▶ Data for review
☆ ☆ ☆ ☆ ☆
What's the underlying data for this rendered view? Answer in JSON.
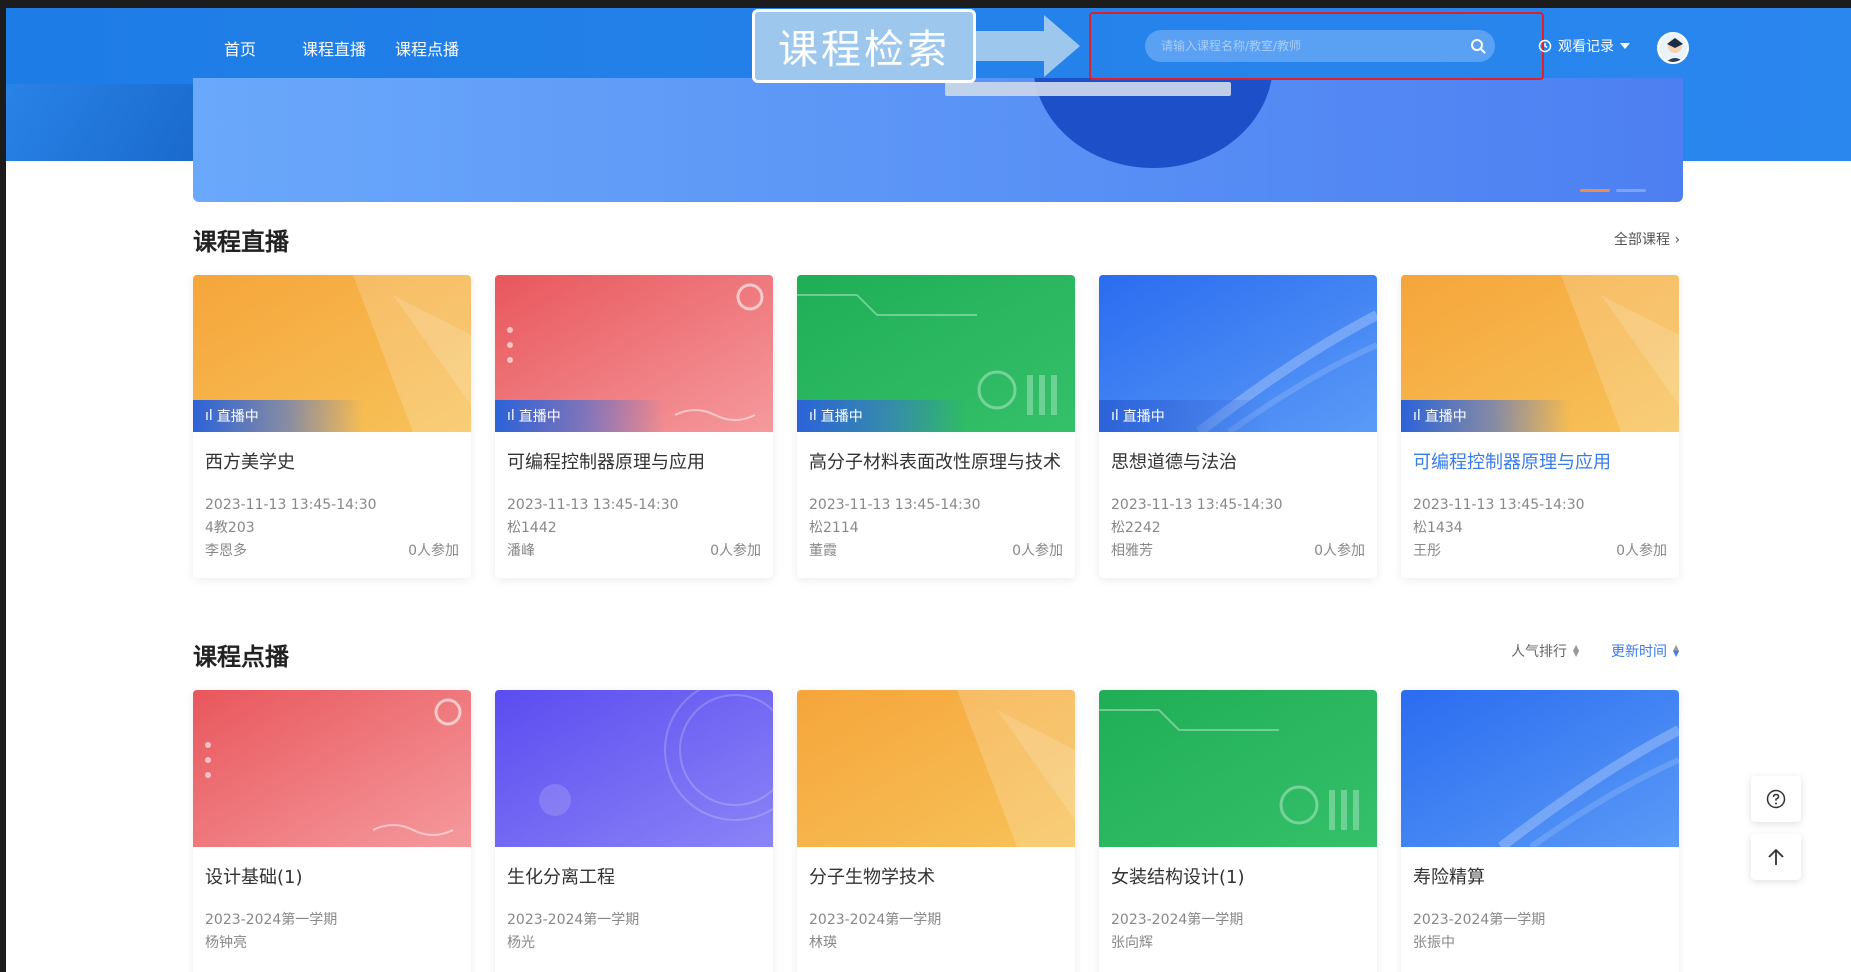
{
  "nav": {
    "items": [
      "首页",
      "课程直播",
      "课程点播"
    ],
    "annotation_label": "课程检索",
    "search_placeholder": "请输入课程名称/教室/教师",
    "history_label": "观看记录",
    "icons": [
      "search-icon",
      "history-icon",
      "caret-down-icon",
      "avatar"
    ]
  },
  "live": {
    "title": "课程直播",
    "all_courses": "全部课程",
    "badge": "直播中",
    "cards": [
      {
        "title": "西方美学史",
        "time": "2023-11-13 13:45-14:30",
        "room": "4教203",
        "teacher": "李恩多",
        "count": "0人参加",
        "theme": "orange"
      },
      {
        "title": "可编程控制器原理与应用",
        "time": "2023-11-13 13:45-14:30",
        "room": "松1442",
        "teacher": "潘峰",
        "count": "0人参加",
        "theme": "red"
      },
      {
        "title": "高分子材料表面改性原理与技术",
        "time": "2023-11-13 13:45-14:30",
        "room": "松2114",
        "teacher": "董霞",
        "count": "0人参加",
        "theme": "green"
      },
      {
        "title": "思想道德与法治",
        "time": "2023-11-13 13:45-14:30",
        "room": "松2242",
        "teacher": "相雅芳",
        "count": "0人参加",
        "theme": "blue"
      },
      {
        "title": "可编程控制器原理与应用",
        "time": "2023-11-13 13:45-14:30",
        "room": "松1434",
        "teacher": "王彤",
        "count": "0人参加",
        "theme": "orange",
        "highlighted": true
      }
    ]
  },
  "vod": {
    "title": "课程点播",
    "sort_popularity": "人气排行",
    "sort_updated": "更新时间",
    "cards": [
      {
        "title": "设计基础(1)",
        "term": "2023-2024第一学期",
        "teacher": "杨钟亮",
        "theme": "red"
      },
      {
        "title": "生化分离工程",
        "term": "2023-2024第一学期",
        "teacher": "杨光",
        "theme": "purple"
      },
      {
        "title": "分子生物学技术",
        "term": "2023-2024第一学期",
        "teacher": "林瑛",
        "theme": "orange"
      },
      {
        "title": "女装结构设计(1)",
        "term": "2023-2024第一学期",
        "teacher": "张向辉",
        "theme": "green"
      },
      {
        "title": "寿险精算",
        "term": "2023-2024第一学期",
        "teacher": "张振中",
        "theme": "blue"
      }
    ]
  },
  "colors": {
    "header_blue": "#1e7ce6",
    "highlight_text": "#3a7bec",
    "annotation_red": "#e01f2b"
  }
}
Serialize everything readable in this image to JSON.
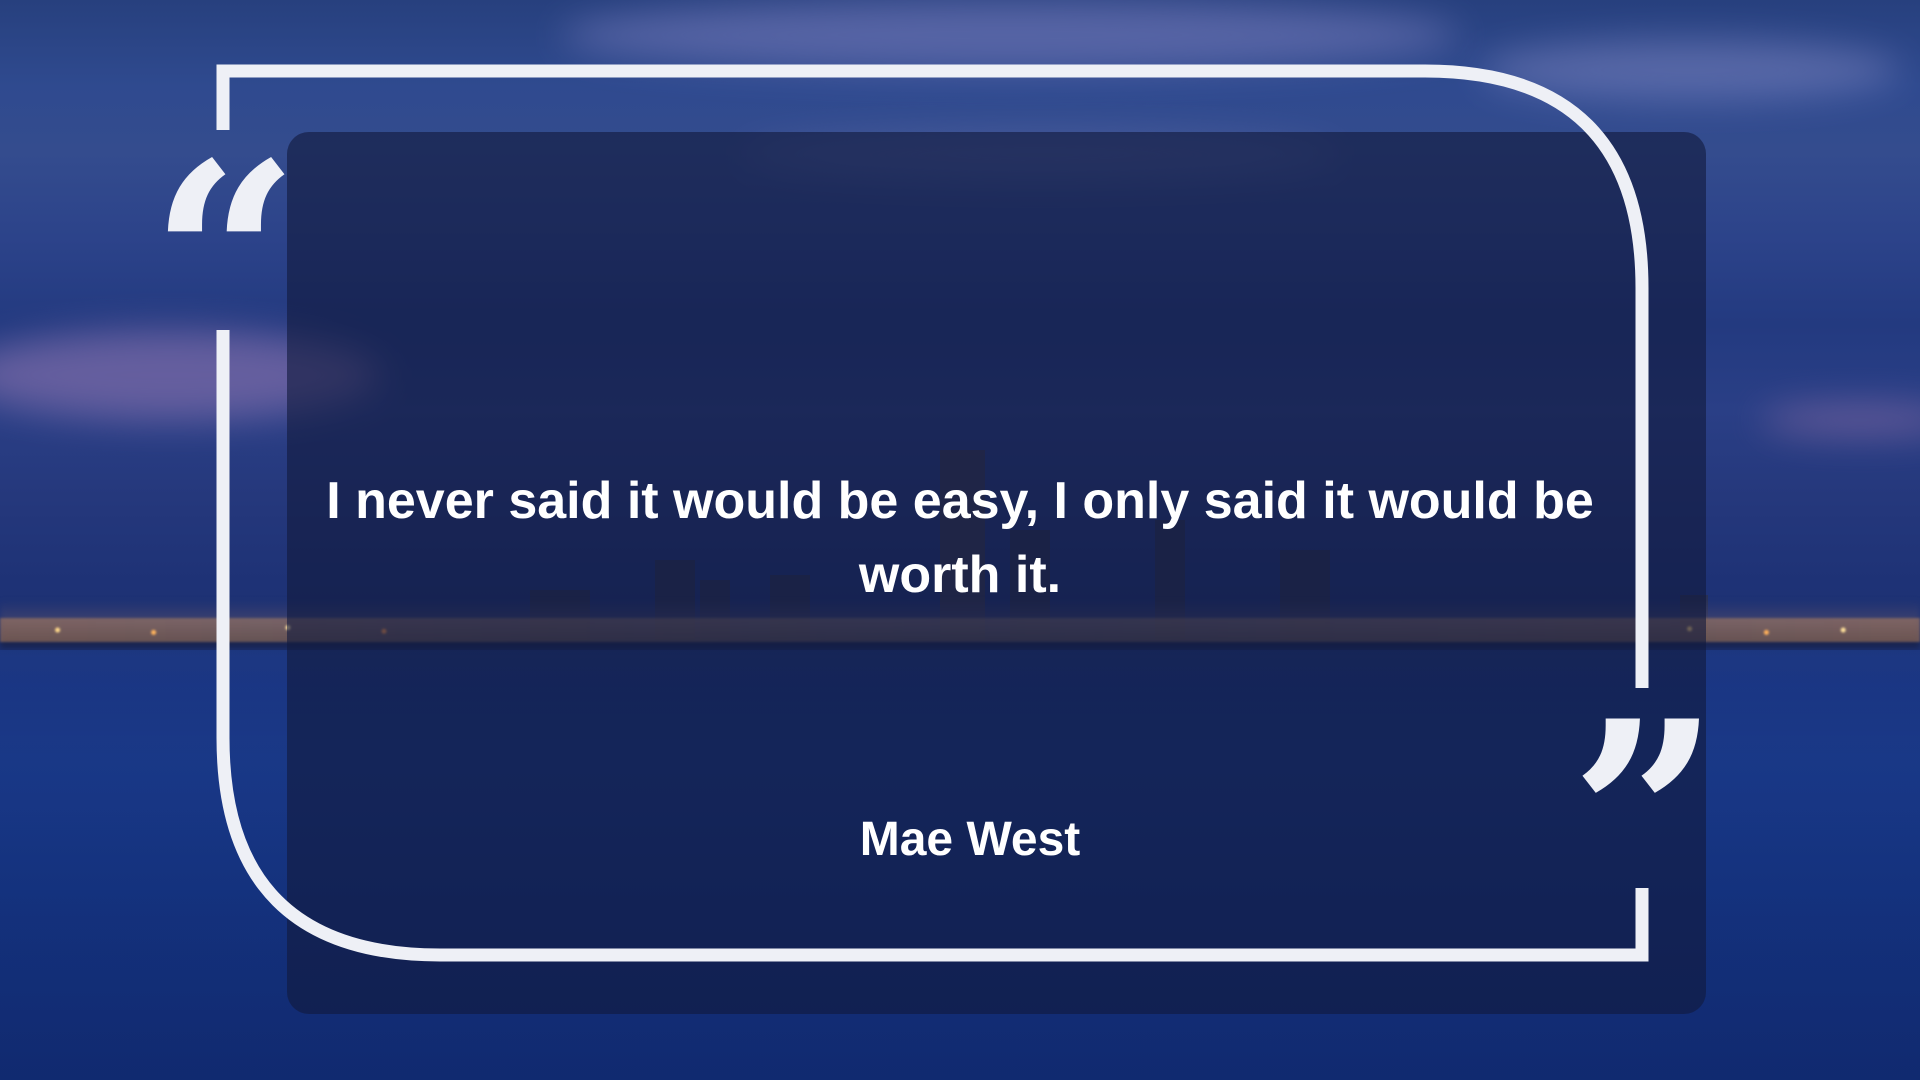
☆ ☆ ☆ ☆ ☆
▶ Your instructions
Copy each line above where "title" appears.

▶ Your response
    "title": "课程直播",
        "title": "西方美学史",
        "title": "可编程控制器原理与应用",
        "title": "高分子材料表面改性原理与技术",
        "title": "思想道德与法治",
        "title": "可编程控制器原理与应用",
    "title": "课程点播",
        "title": "设计基础(1)",
        "title": "生化分离工程",
        "title": "分子生物学技术",
        "title": "女装结构设计(1)",
        "title": "寿险精算",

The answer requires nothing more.